De Leon points out that although Chile, Peru and Colombia have also grown, the Brazilian stock market (Bovespa) outshines its regional competitors. In China, GDP growth has not been concurrent with equity rises, but de Leon suggests that this is not the case with Brazil. He says this is because the Bovespa covers every conceivable sector, has great breadth of stocks and is very liquid, with daily trading of over $3bn, plus a similar amount of American Deposit Receipt (ADR) trading. For de Leon, it “offers tremendous opportunities in terms of investment.”

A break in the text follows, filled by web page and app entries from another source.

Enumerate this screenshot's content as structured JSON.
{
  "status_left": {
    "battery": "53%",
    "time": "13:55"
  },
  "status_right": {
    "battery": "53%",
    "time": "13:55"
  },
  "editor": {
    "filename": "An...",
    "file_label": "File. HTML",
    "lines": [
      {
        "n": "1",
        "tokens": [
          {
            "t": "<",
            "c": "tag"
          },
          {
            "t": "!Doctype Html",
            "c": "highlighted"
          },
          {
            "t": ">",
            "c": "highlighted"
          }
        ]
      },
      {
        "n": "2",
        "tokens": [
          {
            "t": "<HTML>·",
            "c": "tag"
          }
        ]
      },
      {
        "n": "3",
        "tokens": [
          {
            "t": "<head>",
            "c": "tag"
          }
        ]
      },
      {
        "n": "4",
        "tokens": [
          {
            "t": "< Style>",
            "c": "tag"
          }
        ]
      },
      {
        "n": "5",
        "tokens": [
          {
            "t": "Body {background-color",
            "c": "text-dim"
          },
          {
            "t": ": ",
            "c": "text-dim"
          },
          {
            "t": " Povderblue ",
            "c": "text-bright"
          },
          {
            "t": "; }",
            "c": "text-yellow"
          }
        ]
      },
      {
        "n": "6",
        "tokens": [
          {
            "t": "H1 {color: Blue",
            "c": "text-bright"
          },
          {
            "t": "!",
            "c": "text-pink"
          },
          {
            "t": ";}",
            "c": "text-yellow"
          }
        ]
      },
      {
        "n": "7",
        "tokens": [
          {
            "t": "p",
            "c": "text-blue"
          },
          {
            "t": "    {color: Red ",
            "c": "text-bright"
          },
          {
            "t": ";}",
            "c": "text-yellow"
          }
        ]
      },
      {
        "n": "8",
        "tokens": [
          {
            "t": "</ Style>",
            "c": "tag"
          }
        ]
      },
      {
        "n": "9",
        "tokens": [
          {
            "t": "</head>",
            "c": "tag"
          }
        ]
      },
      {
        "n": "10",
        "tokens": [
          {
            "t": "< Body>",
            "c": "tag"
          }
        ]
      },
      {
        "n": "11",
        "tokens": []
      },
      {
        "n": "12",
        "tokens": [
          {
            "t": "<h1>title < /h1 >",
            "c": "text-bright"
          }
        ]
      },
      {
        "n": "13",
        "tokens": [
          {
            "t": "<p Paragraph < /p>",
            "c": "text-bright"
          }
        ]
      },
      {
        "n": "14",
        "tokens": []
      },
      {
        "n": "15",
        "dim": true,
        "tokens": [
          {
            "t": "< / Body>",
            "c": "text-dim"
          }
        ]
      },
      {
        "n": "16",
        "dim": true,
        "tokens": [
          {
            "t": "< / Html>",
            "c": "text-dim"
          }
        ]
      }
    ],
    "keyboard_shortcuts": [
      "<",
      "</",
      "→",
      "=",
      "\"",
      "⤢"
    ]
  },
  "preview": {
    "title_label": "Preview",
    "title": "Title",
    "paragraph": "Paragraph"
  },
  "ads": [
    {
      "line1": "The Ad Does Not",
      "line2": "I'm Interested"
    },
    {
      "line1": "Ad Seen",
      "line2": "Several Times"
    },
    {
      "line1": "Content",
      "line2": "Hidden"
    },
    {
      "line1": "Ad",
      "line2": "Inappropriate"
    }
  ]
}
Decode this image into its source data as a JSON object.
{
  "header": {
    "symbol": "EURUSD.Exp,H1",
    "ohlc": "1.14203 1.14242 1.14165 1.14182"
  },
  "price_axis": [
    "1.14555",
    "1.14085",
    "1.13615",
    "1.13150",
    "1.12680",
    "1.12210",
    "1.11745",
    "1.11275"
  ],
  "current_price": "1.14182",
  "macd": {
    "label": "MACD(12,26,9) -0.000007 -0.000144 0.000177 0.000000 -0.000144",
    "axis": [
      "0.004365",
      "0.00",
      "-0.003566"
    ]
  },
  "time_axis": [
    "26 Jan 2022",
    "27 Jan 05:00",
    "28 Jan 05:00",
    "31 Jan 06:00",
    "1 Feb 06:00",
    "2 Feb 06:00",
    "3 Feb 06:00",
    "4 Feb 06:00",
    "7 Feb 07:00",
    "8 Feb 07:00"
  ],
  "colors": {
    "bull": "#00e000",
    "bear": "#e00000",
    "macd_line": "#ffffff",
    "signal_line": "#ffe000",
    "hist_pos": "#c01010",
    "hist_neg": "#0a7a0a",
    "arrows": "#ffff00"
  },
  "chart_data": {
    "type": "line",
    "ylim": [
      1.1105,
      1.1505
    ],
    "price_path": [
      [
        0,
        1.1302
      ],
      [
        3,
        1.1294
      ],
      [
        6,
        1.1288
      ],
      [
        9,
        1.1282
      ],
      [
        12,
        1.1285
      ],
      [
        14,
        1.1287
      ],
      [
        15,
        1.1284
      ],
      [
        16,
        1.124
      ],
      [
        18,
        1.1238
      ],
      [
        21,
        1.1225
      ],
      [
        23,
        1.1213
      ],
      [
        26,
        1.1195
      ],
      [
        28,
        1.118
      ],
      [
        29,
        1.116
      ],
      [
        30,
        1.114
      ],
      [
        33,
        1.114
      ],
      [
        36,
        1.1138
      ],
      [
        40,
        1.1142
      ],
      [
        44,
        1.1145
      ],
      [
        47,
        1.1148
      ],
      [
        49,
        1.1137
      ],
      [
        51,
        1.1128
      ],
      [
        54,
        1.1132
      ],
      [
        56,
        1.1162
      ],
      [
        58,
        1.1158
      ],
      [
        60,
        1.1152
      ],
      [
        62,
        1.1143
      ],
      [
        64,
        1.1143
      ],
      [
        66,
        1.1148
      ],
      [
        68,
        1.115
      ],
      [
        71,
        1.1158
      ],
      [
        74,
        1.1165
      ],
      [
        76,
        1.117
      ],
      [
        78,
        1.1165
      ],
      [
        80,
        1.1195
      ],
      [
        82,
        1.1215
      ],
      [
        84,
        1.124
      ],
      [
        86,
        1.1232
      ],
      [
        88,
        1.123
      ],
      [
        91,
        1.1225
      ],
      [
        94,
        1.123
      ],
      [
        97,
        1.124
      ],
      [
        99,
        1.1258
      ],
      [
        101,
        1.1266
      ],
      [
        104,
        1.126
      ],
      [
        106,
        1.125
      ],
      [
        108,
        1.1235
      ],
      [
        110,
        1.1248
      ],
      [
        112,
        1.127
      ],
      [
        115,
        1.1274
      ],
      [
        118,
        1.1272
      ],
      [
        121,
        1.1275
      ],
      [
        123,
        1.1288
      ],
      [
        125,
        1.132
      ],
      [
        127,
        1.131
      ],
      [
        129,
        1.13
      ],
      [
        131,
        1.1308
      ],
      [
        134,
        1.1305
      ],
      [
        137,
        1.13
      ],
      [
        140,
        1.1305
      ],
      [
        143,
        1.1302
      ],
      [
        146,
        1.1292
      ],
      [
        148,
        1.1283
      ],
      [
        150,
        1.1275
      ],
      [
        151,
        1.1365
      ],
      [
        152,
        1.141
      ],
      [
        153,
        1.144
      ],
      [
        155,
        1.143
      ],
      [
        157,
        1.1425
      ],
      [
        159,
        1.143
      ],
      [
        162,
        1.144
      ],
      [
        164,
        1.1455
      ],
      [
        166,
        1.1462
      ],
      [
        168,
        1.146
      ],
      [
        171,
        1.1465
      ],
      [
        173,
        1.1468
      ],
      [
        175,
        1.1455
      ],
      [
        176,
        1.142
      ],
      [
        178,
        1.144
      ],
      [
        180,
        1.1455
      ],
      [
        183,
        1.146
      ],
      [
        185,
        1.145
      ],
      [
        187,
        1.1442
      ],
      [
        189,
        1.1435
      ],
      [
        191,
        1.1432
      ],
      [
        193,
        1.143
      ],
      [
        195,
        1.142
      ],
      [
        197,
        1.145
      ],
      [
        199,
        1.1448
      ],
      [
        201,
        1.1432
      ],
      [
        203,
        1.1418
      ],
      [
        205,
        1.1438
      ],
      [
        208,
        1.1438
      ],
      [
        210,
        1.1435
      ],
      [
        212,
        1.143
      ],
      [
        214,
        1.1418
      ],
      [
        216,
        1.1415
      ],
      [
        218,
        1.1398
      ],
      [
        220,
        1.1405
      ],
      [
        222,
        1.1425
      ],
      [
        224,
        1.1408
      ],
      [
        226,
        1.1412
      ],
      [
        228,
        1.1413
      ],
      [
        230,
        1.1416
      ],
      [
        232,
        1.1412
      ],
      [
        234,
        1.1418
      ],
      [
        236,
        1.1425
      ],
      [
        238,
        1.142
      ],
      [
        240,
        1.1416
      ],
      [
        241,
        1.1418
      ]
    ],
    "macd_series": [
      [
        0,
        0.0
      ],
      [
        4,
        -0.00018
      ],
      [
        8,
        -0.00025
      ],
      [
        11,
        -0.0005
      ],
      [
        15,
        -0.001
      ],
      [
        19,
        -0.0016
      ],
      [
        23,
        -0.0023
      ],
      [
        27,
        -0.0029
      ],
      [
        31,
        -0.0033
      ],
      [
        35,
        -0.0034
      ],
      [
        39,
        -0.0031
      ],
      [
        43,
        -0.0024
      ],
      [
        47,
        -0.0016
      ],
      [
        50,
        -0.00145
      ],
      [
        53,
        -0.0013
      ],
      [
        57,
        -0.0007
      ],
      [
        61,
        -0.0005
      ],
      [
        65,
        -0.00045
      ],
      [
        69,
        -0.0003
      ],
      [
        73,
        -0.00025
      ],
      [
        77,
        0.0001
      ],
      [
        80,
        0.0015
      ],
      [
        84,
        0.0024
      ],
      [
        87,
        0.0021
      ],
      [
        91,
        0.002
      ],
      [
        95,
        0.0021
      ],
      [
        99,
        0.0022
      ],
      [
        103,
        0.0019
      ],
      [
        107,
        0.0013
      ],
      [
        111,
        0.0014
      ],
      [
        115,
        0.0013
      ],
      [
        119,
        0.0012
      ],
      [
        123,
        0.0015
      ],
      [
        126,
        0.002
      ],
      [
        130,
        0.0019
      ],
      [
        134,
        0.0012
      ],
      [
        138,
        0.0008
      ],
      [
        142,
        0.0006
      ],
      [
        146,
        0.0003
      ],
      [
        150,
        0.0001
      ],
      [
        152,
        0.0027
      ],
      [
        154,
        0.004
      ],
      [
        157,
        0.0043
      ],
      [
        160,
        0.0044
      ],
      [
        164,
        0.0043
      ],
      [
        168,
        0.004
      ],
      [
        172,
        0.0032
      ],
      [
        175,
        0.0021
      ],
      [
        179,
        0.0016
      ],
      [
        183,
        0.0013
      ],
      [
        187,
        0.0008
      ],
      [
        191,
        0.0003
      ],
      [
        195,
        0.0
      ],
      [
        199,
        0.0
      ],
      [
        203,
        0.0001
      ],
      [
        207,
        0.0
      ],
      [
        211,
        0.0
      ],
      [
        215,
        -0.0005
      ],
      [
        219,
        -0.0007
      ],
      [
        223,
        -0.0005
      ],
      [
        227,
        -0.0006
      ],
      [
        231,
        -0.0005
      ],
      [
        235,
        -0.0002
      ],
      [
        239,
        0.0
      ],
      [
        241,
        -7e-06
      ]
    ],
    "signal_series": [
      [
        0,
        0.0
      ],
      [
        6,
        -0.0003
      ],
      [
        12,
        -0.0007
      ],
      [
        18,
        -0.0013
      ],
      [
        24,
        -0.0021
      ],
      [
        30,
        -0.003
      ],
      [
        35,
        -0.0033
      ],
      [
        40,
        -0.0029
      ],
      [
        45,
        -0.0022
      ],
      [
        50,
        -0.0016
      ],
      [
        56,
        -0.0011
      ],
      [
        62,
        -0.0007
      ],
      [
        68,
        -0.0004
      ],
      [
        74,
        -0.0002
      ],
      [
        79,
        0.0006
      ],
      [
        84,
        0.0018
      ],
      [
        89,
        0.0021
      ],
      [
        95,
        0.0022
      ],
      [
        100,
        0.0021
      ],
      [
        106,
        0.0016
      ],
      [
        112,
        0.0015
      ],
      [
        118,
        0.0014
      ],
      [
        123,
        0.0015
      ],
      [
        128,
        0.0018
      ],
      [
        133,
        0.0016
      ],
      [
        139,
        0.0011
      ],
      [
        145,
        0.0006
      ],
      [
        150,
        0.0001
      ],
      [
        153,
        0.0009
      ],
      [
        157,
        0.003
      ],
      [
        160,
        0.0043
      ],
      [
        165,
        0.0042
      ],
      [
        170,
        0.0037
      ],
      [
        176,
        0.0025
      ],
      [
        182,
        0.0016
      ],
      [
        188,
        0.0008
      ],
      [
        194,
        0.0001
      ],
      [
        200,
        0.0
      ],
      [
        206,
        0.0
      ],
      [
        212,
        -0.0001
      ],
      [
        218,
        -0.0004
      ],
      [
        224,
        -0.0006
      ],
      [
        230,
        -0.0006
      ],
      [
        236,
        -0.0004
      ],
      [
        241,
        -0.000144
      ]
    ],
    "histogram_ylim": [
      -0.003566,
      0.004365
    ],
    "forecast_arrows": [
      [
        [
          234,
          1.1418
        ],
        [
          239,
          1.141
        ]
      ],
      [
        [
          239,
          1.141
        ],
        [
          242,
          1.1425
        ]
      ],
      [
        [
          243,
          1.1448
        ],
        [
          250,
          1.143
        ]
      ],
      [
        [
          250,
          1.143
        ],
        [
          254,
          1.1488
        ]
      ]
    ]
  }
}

With commodities on a high, Brazil is well placed: much of its economy is based on oil, gas, iron ore and food revenue. Vale, the second-largest mining company in the world, makes up 8.62 per cent of the fund, while the Brazilian state of Mato Grosso has the size, soil fertility and weather patterns to supply an increasing amount of the world’s food, says de Leon. Energy is a particular focus of the fund. According to de Leon it will be “a massive investment theme for the next ten years,” and “Brazil is a hotspot in the global energy industry. It was very appealing five or ten years ago and it is even more so now.” There are two big sedimentary offshore basins in Brazil, the Campos Basin and the Santos Basin, which hold huge reserves of untapped oil. “The challenge for Brazil is not to find reserves, but to exploit them at a competitive cost,” says de Leon.

Petrobras is the main player in the oil industry and accounts for 9.61 per cent of the fund’s assets. It is the largest company in Brazil, has a market capitalisation of $228bn, and 14bn barrels of oil in proven reserves with an average reserve life of around 14.7 years. “Now it is all about execution, converting reserves into production and cash flow. That’s what the market is focussing on at the moment,” say de Leon. Traditionally the oil produced by Brazil has been thick crude oil, but recent finds are thinner, so once refineries have been upgraded, profits should flow.

Private companies are growing to meet the demands of healthcare and education. Rising wages and the formalisation of employment – shifting employees from the black to the white economy – combined with a relatively low unemployment level. has put pressure on employers to offer better benefits to employees. Healthcare is a growth industry. De Leon likes Odontoprev, Latin America’s largest dental benefits provider, Diagnosticos da America (DASA) and Fleury, medical diagnostic services providers.

Education is also a growing industry in emerging markets and is a big issue for the Brazilian government. The government offers tax breaks for the education sector and facilitates the industry by taking on the risk of financing, covering the costs of students who drop out. But the private sector delivers the education. De Leon likes Anhanguera, a postsecondary education group that runs campuses focused around Sao Paulo. It teaches about 295,000 students, who undertake courses for around three to four years. These are not wealthy students, working to pay fees in the evening, but upon graduation they can expect to double or triple their salaries.

Retail is another trend that de Leon is keen on. Natura, Brazilian equivalent of Avon, employs a direct sales model, with an astonishing 1.2m sales representatives. De Leon believes it is very well run. According to de Leon the big growth story in retail is responding to the growing “C” class, those earning R$1,200 to R$4,800 per month. Interestingly, de Leon says that Brazilian consumers prefer buying Brazilian goods, which bodes well for indigenous companies.

De Leon delivers convincing reasons for why investors should take a look at Brazil. As with any emerging market, risks and opportunities present themselves in equal measure. Provided the political stability confirmed by Luiz Inácio Lula da Silva’s smooth handover to Dilma Vana Rousseff remains, any bumps in the road should be handled well by a flourishing private sector.